Preached in Keenan Chapel at Trinity Episcopal Cathedral, 21 June, 2015, Columbia, South Carolina.
I’ve never before preached from a pulpit here in Keenan Chapel. As many of you know, I’ve almost never used a manuscript. But the words God has for us this morning are too important to be trusted to my fickle, fragile mind; I had to commit them to paper, and I pray that we will receive them with humility, softness of heart, lament, and resolution.
May God take the coal of his holiness and cleanse my lips, that the living Word may take root in all our hearts this morning; through the name of the Living God who is Father, Son, and Holy Spirit, Amen.
My brother texted me in the middle of the night Wednesday, telling me he had just heard about the shooting and was thinking of me. At 1am in the glow of my iphone, I checked cnn.com and read about Emmanuel AME church, not quite processing that it was in Charleston, South Carolina, and not quite understanding the extent of the event, I turned over and went back to sleep. Less than a year since Michael Brown, and already, the shooting of black people is so pervasive that I went back to sleep. God forgive me.
When I awoke on Thursday and read more, I cringed and sighed and fumed and said to myself, “Why does this keep happening to them?!” Do you hear what I thought? “Them”? As if “they”—black people—are not me. God forgive me.
Likewise, I was sad and blue and in grief on Thursday, but I also went out to lunch and complained about the heat; I spent an hour or two in front of the computer trolling the Internet aimlessly. I was more distracted than usual, but I had the privilege of considering whether I deserved a cupcake for putting in such a long day, and the mental distance to look at beauty products online. That mental space—moments when I forgot what had happened, those are privileges, those are assumptions of safety that I can afford. Those are hardness-es in my heart that are simply not available to our black brothers and sisters. God forgive me.

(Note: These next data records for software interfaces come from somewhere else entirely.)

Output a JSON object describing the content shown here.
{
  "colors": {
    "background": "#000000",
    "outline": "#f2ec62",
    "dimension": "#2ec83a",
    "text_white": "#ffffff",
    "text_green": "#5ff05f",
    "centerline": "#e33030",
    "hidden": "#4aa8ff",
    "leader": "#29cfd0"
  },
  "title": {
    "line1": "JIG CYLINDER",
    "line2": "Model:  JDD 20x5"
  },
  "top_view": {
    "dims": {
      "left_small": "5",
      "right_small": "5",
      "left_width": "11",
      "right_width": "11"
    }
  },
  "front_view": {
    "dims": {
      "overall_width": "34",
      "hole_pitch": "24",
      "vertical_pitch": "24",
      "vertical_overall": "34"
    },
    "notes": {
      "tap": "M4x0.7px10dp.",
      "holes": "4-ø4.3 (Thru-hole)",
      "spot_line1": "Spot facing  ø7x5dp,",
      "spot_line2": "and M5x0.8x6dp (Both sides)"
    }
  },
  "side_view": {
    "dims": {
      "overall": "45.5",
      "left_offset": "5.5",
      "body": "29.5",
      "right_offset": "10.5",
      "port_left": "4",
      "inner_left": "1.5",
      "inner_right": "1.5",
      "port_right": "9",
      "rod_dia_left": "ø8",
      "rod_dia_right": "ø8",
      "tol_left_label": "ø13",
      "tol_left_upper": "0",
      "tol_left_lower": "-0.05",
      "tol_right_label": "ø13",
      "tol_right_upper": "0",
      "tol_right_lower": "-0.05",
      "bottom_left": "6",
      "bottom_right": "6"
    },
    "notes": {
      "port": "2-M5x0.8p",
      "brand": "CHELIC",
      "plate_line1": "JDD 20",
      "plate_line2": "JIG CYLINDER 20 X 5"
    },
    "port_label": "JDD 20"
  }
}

When I enter a room, I never think to myself, “oh, I’m one of the only white people here”–because I never am one of only a few white people in a room. I don’t notice–that’s white privilege. Walking down the street, especially as a white woman in the south, I have the privilege of knowing that any white man will defend me from any black, poor, mentally ill, or strange person I might encounter. I know that I won’t be looked at sideways, or followed by employees, or unduly avoided, whether I walk into the Target on Garner’s Ferry Road, or Whole Foods, or on the West Columbia Riverwalk, or Oak Table, across the street. I know that in any situation of question, I will have the benefit of the doubt.

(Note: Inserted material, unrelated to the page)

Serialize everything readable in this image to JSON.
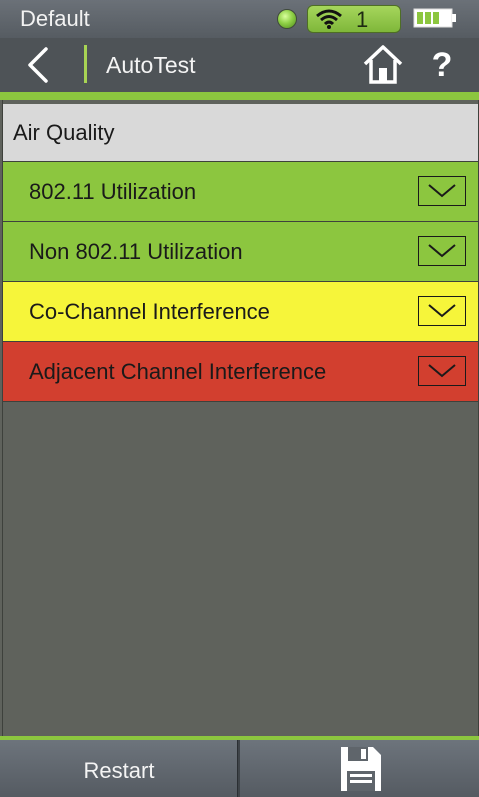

When I go home at night—even though I live in Rosewood—I never worry that my car or house window will be broken. My friend who is Ethiopian and lives in Shandon sometimes has to clean up debris in his yard, and is missing a side mirror on his car because he is black.
I will never have to fear sending my children to school–or at least I’ll have the fewest reasons to fear of any parent. My (unconceived) daughter will, like me, have the benefit of most of society looking out for her because she’ll be pretty and white and smart and probably skinny—her parents can afford to buy fresh food and spend time cooking it for her, and her parents can use their own confidence in the color of their skin to make sure she gets into a good classroom, and check her homework so that she gets good grades.

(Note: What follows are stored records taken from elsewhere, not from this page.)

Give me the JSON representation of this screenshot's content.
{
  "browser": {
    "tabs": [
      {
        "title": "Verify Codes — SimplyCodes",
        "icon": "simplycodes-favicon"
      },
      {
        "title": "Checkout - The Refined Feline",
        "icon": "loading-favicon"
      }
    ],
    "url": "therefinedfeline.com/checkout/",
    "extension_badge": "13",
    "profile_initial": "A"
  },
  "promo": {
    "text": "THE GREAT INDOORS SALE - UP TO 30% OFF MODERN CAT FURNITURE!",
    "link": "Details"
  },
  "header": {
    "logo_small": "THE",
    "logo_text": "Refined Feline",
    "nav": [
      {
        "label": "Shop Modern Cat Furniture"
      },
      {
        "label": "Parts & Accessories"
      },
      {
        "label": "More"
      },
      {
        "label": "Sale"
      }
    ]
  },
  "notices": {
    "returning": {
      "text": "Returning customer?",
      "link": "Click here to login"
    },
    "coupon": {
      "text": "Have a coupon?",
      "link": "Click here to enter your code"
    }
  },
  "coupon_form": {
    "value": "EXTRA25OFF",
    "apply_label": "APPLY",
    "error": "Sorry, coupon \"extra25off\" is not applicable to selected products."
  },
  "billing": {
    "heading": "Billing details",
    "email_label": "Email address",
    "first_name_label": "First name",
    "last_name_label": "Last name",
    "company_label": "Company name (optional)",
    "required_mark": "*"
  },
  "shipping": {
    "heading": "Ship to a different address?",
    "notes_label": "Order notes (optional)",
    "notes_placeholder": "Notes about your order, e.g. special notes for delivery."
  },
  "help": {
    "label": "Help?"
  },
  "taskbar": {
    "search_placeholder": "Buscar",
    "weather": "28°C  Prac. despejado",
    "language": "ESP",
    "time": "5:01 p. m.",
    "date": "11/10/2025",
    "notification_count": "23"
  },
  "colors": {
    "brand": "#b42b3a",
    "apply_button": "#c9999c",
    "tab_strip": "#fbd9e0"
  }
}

That’s all white privilege, and it exists and is perpetuated because of racism.
White privilege says, “White is normal.” My mind’s knee-jerk reaction is, “White is normal.” But the truth, my friends, is that “white” is not “normal”—that is a lie of the devil.
God’s normal is the only one that matters to Christians, and God’s normal is multi-colored. God’s normal is diverse. God’s kingdom gathers together the people from all nations under heaven.
Trinity looks more like my normal than God’s normal. This community looks more like the lies and divisions caused by evil than the kingdom described to us in Scripture.Let us repent of our sin and ask God to turn our hearts from hearts of stone into hearts of flesh. Let us recognize our complicity and the hopelessness of our situation if not for God’s grace.
See, brothers and sisters, now is the acceptable time; see, now is the day of salvation! Let us put no obstacle in anyone’s way, so that no fault may be found with our ministry, but as servants of God let us commend ourselves in every way: through great endurance, in afflictions, hardships, calamities, beatings, imprisonments, riots, labors, sleepless nights, hunger; by purity, knowledge, patience, kindness, holiness of spirit, genuine love, truthful speech, and the power of God; with the weapons of righteousness for the right hand and for the left; in honor and dishonor, in ill repute and good repute. Let us be treated as impostors, and yet be true; as unknown, and yet be well known; as dying, and see–we are alive; as punished, and yet not killed; as sorrowful, yet always rejoicing; as poor, yet making many rich; as having nothing, and yet possessing everything. (2 Corinthians 6:1-13)
My brothers and sisters, now is the day of salvation. We own up to our sins in front of God our Father and we ask that God would clothe us in white through the power of his Son’s redeeming blood. Just as each and every one of the nine families whose loved ones were martyred Wednesday night said to Dylann Roof at his hearing on Friday, God says to each of us, “I forgive you.” Amen.
Very well put.
Very profound words. Thank you.